We are into another cold snap here in Ontario. Last night the temperature dipped to -29*C (-20*F). Our wood stove and super insulation have kept our house very comfortable this winter without turning on the in-floor heating.
With company coming next week we decided to activate the in-floor heating, but only for the bathrooms. This is easy to do as the house is divided into three heating zones and each room has its own control valve.
It takes about 12 hours for the concrete floor to warm up and make a noticeable difference. Now the room is cozy, the floor warm under our bare feet and a hot shower is that much more luxurious.
What about the electrical draw on our batteries when the system is running? Fare question and here are the numbers.
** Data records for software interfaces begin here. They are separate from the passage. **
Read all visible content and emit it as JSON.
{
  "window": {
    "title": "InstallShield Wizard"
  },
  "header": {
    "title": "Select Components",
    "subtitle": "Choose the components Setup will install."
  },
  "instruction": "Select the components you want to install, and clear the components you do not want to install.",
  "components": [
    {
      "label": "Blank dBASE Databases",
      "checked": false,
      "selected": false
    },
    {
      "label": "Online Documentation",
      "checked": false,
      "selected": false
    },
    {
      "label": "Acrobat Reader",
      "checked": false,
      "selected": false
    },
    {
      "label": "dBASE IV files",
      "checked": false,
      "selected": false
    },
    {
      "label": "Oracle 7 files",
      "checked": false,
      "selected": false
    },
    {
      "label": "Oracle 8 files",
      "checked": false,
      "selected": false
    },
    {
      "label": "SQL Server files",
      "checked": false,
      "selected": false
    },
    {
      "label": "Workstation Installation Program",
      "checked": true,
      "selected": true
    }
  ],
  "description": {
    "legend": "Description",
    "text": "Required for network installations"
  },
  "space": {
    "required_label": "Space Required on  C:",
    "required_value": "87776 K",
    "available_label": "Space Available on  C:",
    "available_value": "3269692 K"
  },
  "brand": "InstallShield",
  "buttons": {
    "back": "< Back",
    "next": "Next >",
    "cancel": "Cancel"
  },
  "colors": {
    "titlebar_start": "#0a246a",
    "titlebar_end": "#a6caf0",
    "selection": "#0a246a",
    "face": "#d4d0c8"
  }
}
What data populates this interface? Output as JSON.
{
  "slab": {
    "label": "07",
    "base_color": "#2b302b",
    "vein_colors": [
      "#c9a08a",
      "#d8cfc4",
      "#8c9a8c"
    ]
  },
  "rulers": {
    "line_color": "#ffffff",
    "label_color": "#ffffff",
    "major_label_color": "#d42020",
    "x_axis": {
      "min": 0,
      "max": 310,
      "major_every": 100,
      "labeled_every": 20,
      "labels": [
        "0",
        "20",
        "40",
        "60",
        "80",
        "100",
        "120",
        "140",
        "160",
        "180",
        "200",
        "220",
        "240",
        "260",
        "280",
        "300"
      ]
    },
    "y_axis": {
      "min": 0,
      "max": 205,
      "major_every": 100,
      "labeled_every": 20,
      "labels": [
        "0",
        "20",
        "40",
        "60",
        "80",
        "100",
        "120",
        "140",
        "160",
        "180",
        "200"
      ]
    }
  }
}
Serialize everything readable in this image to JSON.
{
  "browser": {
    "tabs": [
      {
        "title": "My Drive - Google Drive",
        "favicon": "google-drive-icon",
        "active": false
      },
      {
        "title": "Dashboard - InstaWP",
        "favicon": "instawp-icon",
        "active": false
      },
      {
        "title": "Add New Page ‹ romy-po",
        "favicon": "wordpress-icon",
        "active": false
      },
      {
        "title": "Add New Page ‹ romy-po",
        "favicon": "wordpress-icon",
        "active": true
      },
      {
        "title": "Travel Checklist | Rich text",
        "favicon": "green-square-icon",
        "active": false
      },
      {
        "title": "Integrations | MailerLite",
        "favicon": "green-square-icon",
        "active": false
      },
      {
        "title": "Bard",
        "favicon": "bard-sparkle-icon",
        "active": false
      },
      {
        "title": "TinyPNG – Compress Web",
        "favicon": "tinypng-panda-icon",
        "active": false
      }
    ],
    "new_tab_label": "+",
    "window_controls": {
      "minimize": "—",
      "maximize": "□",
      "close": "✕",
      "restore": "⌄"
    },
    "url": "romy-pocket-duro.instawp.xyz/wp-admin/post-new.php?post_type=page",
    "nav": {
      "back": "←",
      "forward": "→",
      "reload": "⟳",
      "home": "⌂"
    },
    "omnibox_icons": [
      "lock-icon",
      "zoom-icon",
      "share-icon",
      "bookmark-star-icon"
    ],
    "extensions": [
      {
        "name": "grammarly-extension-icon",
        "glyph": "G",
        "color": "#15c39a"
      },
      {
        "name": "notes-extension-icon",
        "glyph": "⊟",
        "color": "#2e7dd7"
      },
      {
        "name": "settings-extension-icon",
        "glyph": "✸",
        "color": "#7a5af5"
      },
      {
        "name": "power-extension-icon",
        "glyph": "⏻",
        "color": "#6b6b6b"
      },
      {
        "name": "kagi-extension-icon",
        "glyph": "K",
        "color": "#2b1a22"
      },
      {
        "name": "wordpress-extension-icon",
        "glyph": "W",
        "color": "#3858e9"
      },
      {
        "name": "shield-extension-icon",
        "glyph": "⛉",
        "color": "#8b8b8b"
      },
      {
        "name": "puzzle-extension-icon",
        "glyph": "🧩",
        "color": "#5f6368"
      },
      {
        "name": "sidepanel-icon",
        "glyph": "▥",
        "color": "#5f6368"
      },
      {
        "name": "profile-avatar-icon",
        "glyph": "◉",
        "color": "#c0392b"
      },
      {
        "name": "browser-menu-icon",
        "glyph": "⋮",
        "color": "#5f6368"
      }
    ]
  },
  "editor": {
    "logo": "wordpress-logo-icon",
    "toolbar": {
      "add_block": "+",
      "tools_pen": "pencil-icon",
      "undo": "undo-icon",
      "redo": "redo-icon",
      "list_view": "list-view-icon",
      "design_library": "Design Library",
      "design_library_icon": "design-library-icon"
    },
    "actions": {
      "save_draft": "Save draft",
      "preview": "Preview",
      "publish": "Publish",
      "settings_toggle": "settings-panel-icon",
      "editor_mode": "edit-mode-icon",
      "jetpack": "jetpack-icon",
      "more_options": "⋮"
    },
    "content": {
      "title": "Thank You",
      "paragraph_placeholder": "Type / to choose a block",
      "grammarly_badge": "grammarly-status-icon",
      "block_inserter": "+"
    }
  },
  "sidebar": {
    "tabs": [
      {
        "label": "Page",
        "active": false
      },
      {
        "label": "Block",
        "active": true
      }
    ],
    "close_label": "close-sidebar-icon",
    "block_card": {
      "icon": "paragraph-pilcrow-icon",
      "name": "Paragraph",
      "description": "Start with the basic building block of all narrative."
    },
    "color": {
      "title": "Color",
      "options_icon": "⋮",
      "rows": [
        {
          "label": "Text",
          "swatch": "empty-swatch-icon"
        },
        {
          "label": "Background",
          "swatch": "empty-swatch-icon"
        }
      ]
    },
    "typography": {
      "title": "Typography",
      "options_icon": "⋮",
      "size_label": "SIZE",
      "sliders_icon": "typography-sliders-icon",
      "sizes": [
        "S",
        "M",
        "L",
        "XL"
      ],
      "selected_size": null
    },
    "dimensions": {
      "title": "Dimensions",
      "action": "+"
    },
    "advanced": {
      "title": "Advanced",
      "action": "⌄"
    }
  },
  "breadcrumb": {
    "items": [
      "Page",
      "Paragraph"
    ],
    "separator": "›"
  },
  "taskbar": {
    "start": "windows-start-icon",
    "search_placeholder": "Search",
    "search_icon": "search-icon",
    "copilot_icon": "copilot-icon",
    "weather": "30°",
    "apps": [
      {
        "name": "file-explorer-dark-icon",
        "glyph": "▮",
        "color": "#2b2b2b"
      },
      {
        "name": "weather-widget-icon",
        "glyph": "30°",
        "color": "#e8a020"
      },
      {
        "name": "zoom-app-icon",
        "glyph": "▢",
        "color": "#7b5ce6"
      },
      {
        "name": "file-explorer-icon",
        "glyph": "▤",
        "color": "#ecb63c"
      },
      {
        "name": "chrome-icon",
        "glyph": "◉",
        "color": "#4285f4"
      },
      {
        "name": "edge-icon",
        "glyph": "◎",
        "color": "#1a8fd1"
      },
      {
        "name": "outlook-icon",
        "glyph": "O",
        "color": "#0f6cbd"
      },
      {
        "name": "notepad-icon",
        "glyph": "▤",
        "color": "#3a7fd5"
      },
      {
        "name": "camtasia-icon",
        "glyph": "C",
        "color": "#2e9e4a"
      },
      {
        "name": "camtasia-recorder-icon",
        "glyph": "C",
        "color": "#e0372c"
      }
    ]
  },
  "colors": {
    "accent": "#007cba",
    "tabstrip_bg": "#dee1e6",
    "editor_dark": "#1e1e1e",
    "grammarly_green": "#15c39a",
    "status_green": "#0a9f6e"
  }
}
With the in-floor turned off the draw on the batteries is 3.4 amps/hr
When I turn the system on the draw jumps to 5.8 amps/hr
Presently only one zone is calling for heat. This requires two pumps to be working so each pump is drawing about 1.2 amps/hr. The pumps are Grundfos and look like this:
Our pumps have worked flawlessly for three years and are excellent for an off grid application. Their draw is small and they allow us to leave the house vacant for weeks if we decide to go away during the winter months. It also means we can live here long after I've stopped cutting firewood.
If my Grandmother could see us now, she wouldn't believe it. I wonder what changes the next 50 years will bring?
If you have any questions send them along and I will answer them as best I can from our own experience.
Safe travels everyone and thanks for stopping by.